BEGIN Record excerpts

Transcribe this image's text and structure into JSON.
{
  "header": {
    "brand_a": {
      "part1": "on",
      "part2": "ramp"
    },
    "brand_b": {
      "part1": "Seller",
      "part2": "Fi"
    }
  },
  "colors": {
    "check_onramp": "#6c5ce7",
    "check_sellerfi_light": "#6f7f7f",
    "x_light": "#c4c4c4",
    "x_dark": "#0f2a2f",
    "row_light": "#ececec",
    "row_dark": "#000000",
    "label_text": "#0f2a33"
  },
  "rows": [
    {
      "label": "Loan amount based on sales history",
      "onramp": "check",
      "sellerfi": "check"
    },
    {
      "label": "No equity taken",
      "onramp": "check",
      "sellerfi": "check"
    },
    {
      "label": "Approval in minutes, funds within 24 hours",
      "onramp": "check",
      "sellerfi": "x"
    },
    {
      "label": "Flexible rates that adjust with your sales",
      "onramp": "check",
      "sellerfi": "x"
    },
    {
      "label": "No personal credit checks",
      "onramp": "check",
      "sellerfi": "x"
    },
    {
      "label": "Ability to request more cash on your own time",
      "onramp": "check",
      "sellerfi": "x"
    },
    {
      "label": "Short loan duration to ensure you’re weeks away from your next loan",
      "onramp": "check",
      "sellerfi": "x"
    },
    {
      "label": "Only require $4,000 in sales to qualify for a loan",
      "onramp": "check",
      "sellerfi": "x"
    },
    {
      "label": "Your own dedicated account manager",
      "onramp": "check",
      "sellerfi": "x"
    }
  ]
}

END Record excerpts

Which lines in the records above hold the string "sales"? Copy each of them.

      "label": "Loan amount based on sales history",
      "label": "Flexible rates that adjust with your sales",
      "label": "Only require $4,000 in sales to qualify for a loan",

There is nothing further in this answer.